The court gave three days to the Maharashtra Pollution Control Board (MPCB) to inspect Union Carbide’s Bhopal plant, collect samples and analyse the toxicity of the waste in two weeks.
A court had directed the MPCB last month to collect and examine the toxic waste and submit its findings. But on Thursday while hearing the case, the MPCB sought more time, which annoyed the court.
The court would now hear the matter on August 29 and directed the MPCB to furnish the details of the findings of toxic waste examination then. The court asked MP government to allow MPCB to carry out analysis of 346-tonne of the toxic material lying at the now defunct Bhopal plant.
The Jabalpur high court had last month granted a stay on its July 12 order directing MP government to transport toxic waste lying at Union Carbide’s abandoned Bhopal plant to Defence Research and Development Organisation (DRDO) facility near Nagpur for its scientific disposal.
However, a division bench comprising justice Sushil Harkauli and justice U C Maheshwari made it clear that hazardous waste needs disposal and refused to curtail the process and directed MPCB to collect sample of toxic waste from Bhopal. This means the actual transportation of the toxic waste has been stayed until further orders.

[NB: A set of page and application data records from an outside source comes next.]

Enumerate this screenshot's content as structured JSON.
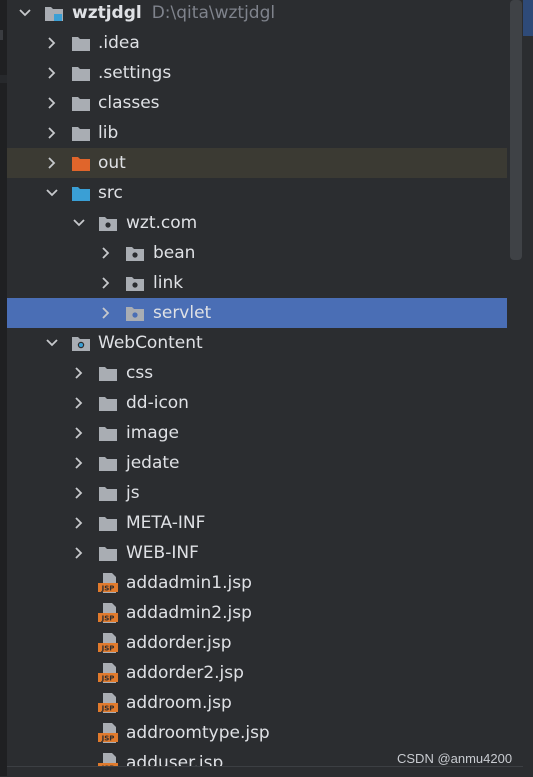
{
  "project": {
    "name": "wztjdgl",
    "path": "D:\\qita\\wztjdgl"
  },
  "tree": {
    "idea": ".idea",
    "settings": ".settings",
    "classes": "classes",
    "lib": "lib",
    "out": "out",
    "src": "src",
    "wzt_com": "wzt.com",
    "bean": "bean",
    "link": "link",
    "servlet": "servlet",
    "webcontent": "WebContent",
    "css": "css",
    "dd_icon": "dd-icon",
    "image": "image",
    "jedate": "jedate",
    "js": "js",
    "meta_inf": "META-INF",
    "web_inf": "WEB-INF",
    "files": [
      "addadmin1.jsp",
      "addadmin2.jsp",
      "addorder.jsp",
      "addorder2.jsp",
      "addroom.jsp",
      "addroomtype.jsp",
      "adduser.jsp"
    ]
  },
  "jsp_badge": "JSP",
  "watermark": "CSDN @anmu4200",
  "colors": {
    "background": "#2b2d30",
    "selection": "#4a6eb5",
    "folder": "#a9adb3",
    "excluded_folder": "#e0652b",
    "source_folder": "#3a9fd5",
    "jsp_icon": "#e07a2c"
  }
}
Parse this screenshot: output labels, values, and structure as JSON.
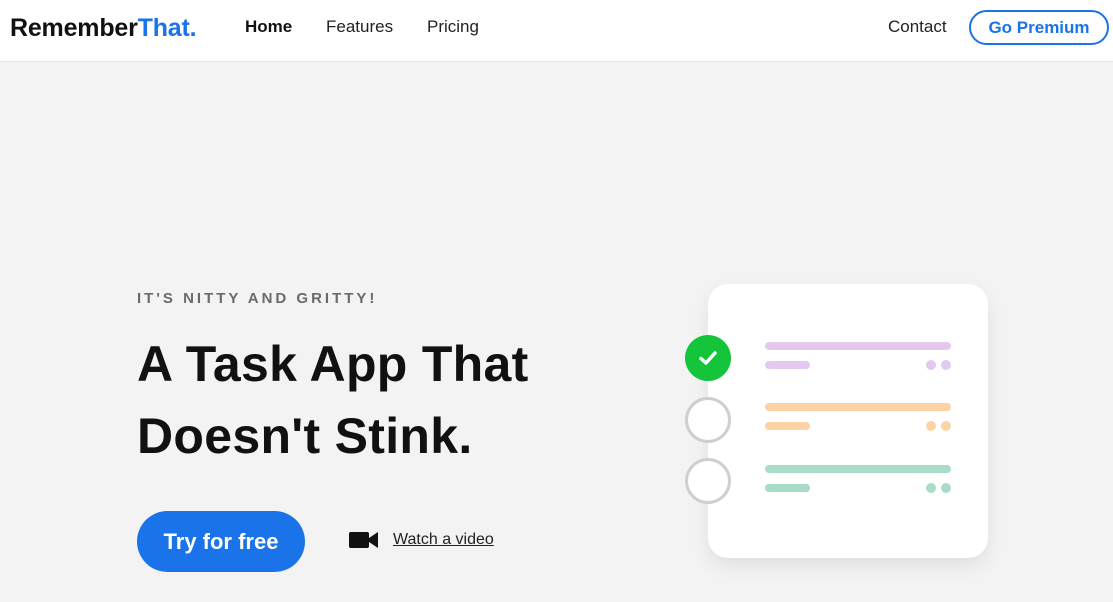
{
  "nav": {
    "logo_part1": "Remember",
    "logo_part2": "That.",
    "links": [
      {
        "label": "Home",
        "active": true
      },
      {
        "label": "Features",
        "active": false
      },
      {
        "label": "Pricing",
        "active": false
      }
    ],
    "contact_label": "Contact",
    "premium_label": "Go Premium"
  },
  "hero": {
    "eyebrow": "IT'S NITTY AND GRITTY!",
    "headline_line1": "A Task App That",
    "headline_line2": "Doesn't Stink.",
    "cta_label": "Try for free",
    "video_label": "Watch a video",
    "video_icon": "video-camera-icon"
  },
  "illustration": {
    "tasks": [
      {
        "state": "done",
        "color": "#e3c8ef"
      },
      {
        "state": "open",
        "color": "#fdd3a6"
      },
      {
        "state": "open",
        "color": "#a9dcc6"
      }
    ],
    "check_color": "#14c43a"
  },
  "colors": {
    "accent": "#1a73e8",
    "background": "#f3f3f3"
  }
}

Earlier, responding to a petition, the Nagpur bench of Bombay high court had directed the state government to file an appropriate application before the MP high court to modify its earlier orders regarding dumping and incinerating the Union Carbide’s toxic waste near Nagpur, apparently to avoid conflict between two high courts.

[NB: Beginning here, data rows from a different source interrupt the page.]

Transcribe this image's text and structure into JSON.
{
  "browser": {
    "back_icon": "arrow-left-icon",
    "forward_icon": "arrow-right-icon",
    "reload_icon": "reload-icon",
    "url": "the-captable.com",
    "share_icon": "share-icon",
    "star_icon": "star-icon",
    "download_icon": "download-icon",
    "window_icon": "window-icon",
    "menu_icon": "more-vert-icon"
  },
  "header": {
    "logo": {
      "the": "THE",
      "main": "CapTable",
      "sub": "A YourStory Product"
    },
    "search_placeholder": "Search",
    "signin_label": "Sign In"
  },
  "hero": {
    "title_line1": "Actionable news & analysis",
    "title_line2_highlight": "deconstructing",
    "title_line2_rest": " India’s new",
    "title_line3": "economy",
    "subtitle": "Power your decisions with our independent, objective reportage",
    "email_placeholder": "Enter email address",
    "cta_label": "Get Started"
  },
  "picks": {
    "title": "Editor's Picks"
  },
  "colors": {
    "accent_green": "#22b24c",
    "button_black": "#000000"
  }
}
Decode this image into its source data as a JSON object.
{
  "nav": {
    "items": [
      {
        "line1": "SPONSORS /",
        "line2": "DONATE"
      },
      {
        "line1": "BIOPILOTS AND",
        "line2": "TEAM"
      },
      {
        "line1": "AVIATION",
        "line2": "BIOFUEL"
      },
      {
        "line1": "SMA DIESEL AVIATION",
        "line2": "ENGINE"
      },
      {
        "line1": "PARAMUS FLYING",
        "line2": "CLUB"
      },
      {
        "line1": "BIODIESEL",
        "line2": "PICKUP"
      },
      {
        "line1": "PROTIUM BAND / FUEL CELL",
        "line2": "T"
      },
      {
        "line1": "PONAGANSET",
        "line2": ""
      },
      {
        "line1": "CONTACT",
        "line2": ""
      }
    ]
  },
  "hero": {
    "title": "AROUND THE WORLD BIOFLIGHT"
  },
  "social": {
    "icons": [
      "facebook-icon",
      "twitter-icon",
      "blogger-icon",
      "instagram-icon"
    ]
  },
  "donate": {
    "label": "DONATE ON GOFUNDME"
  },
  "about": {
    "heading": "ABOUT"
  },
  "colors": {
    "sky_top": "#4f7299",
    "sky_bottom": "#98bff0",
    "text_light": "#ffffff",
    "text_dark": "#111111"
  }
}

Hence, a fresh application was filed before the MP court on the issue.
The petition was filed before the Nagpur bench of the Bombay high court when the Jabalpur bench directed the Madhya Pradesh government on July 12 to transport toxic waste to Nagpur and file compliance report by July 28.
The Jabalpur court’s directives to transport the toxic waste near Nagpur triggered resistance and anger among the people of Nagpur.
Local units of political parties, including the ruling Congress, NCP and BJP and environment activists opposed the move, though the DRDO had said it has the expertise and the facility for safe toxic waste disposal.
It was the then minister of forests and environment Jairam Ramesh, who suggested disposing the 346-tonne of Union Carbide waste at the DRDO facility. However, Ramesh did not take Maharashtra government into confidence while making such a suggestion.
People of Nagpur feel that it would pose a pollution threat for them. The toxic waste is lying on the Union Carbide factory premises in Bhopal for well over two and half decades.
The Maharashtra environment minister, Sanjay Deotale, had told the state Assembly last week that the government would approach the apex court, if necessary, to oppose the burning of toxic waste near Nagpur.
The minister made it clear that even transporting the material from Bhopal to Nagpur -- a journey of 360 km -- would also pose problems.